**Problem description:**
Please return all the records exactly, with nothing left out.
──────────
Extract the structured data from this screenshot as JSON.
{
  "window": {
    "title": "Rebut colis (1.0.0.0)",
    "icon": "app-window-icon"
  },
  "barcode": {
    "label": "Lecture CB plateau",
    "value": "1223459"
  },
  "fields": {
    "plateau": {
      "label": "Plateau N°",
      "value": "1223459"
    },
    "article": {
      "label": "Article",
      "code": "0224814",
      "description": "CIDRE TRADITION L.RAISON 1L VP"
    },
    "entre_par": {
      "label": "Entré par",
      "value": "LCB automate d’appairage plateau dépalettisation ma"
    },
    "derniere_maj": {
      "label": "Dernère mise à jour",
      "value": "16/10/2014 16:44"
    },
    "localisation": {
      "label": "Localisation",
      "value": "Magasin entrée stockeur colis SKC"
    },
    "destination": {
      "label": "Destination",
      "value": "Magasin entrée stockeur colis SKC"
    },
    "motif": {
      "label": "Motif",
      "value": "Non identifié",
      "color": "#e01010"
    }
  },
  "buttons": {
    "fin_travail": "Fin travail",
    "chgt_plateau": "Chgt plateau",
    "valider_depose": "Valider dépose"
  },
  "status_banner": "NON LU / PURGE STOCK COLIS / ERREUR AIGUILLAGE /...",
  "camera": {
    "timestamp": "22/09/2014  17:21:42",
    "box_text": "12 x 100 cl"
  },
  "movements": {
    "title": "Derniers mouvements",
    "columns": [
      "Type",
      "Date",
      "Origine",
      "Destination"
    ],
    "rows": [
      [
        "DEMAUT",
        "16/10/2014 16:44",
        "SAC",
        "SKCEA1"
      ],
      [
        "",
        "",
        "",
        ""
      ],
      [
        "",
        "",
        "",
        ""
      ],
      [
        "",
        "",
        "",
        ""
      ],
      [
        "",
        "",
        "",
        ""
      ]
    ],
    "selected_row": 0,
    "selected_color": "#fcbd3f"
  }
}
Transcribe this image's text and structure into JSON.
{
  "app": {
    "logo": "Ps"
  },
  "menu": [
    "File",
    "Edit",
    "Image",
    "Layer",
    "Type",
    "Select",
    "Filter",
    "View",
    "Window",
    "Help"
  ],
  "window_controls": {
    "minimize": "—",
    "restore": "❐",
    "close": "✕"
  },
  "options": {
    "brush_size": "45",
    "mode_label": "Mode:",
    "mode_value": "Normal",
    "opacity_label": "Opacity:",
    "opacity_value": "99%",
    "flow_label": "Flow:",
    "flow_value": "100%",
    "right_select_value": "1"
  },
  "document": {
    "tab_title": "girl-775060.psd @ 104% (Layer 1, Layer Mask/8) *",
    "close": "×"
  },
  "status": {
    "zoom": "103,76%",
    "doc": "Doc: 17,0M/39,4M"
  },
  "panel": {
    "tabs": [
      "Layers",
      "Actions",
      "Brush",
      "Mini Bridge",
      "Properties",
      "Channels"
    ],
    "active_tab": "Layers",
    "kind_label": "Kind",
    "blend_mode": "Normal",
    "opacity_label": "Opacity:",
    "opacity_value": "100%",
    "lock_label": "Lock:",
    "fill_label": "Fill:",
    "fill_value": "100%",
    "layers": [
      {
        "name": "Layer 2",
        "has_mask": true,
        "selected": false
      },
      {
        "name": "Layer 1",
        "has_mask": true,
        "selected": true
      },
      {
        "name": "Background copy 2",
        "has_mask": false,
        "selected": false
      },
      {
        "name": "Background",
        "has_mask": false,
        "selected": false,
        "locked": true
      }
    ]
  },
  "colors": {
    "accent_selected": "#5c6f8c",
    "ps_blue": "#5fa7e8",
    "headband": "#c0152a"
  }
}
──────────
**Task output:**
Extract the structured data from this screenshot as JSON.
{
  "window": {
    "title": "Rebut colis (1.0.0.0)",
    "icon": "app-window-icon"
  },
  "barcode": {
    "label": "Lecture CB plateau",
    "value": "1223459"
  },
  "fields": {
    "plateau": {
      "label": "Plateau N°",
      "value": "1223459"
    },
    "article": {
      "label": "Article",
      "code": "0224814",
      "description": "CIDRE TRADITION L.RAISON 1L VP"
    },
    "entre_par": {
      "label": "Entré par",
      "value": "LCB automate d’appairage plateau dépalettisation ma"
    },
    "derniere_maj": {
      "label": "Dernère mise à jour",
      "value": "16/10/2014 16:44"
    },
    "localisation": {
      "label": "Localisation",
      "value": "Magasin entrée stockeur colis SKC"
    },
    "destination": {
      "label": "Destination",
      "value": "Magasin entrée stockeur colis SKC"
    },
    "motif": {
      "label": "Motif",
      "value": "Non identifié",
      "color": "#e01010"
    }
  },
  "buttons": {
    "fin_travail": "Fin travail",
    "chgt_plateau": "Chgt plateau",
    "valider_depose": "Valider dépose"
  },
  "status_banner": "NON LU / PURGE STOCK COLIS / ERREUR AIGUILLAGE /...",
  "camera": {
    "timestamp": "22/09/2014  17:21:42",
    "box_text": "12 x 100 cl"
  },
  "movements": {
    "title": "Derniers mouvements",
    "columns": [
      "Type",
      "Date",
      "Origine",
      "Destination"
    ],
    "rows": [
      [
        "DEMAUT",
        "16/10/2014 16:44",
        "SAC",
        "SKCEA1"
      ],
      [
        "",
        "",
        "",
        ""
      ],
      [
        "",
        "",
        "",
        ""
      ],
      [
        "",
        "",
        "",
        ""
      ],
      [
        "",
        "",
        "",
        ""
      ]
    ],
    "selected_row": 0,
    "selected_color": "#fcbd3f"
  }
}
Transcribe this image's text and structure into JSON.
{
  "app": {
    "logo": "Ps"
  },
  "menu": [
    "File",
    "Edit",
    "Image",
    "Layer",
    "Type",
    "Select",
    "Filter",
    "View",
    "Window",
    "Help"
  ],
  "window_controls": {
    "minimize": "—",
    "restore": "❐",
    "close": "✕"
  },
  "options": {
    "brush_size": "45",
    "mode_label": "Mode:",
    "mode_value": "Normal",
    "opacity_label": "Opacity:",
    "opacity_value": "99%",
    "flow_label": "Flow:",
    "flow_value": "100%",
    "right_select_value": "1"
  },
  "document": {
    "tab_title": "girl-775060.psd @ 104% (Layer 1, Layer Mask/8) *",
    "close": "×"
  },
  "status": {
    "zoom": "103,76%",
    "doc": "Doc: 17,0M/39,4M"
  },
  "panel": {
    "tabs": [
      "Layers",
      "Actions",
      "Brush",
      "Mini Bridge",
      "Properties",
      "Channels"
    ],
    "active_tab": "Layers",
    "kind_label": "Kind",
    "blend_mode": "Normal",
    "opacity_label": "Opacity:",
    "opacity_value": "100%",
    "lock_label": "Lock:",
    "fill_label": "Fill:",
    "fill_value": "100%",
    "layers": [
      {
        "name": "Layer 2",
        "has_mask": true,
        "selected": false
      },
      {
        "name": "Layer 1",
        "has_mask": true,
        "selected": true
      },
      {
        "name": "Background copy 2",
        "has_mask": false,
        "selected": false
      },
      {
        "name": "Background",
        "has_mask": false,
        "selected": false,
        "locked": true
      }
    ]
  },
  "colors": {
    "accent_selected": "#5c6f8c",
    "ps_blue": "#5fa7e8",
    "headband": "#c0152a"
  }
}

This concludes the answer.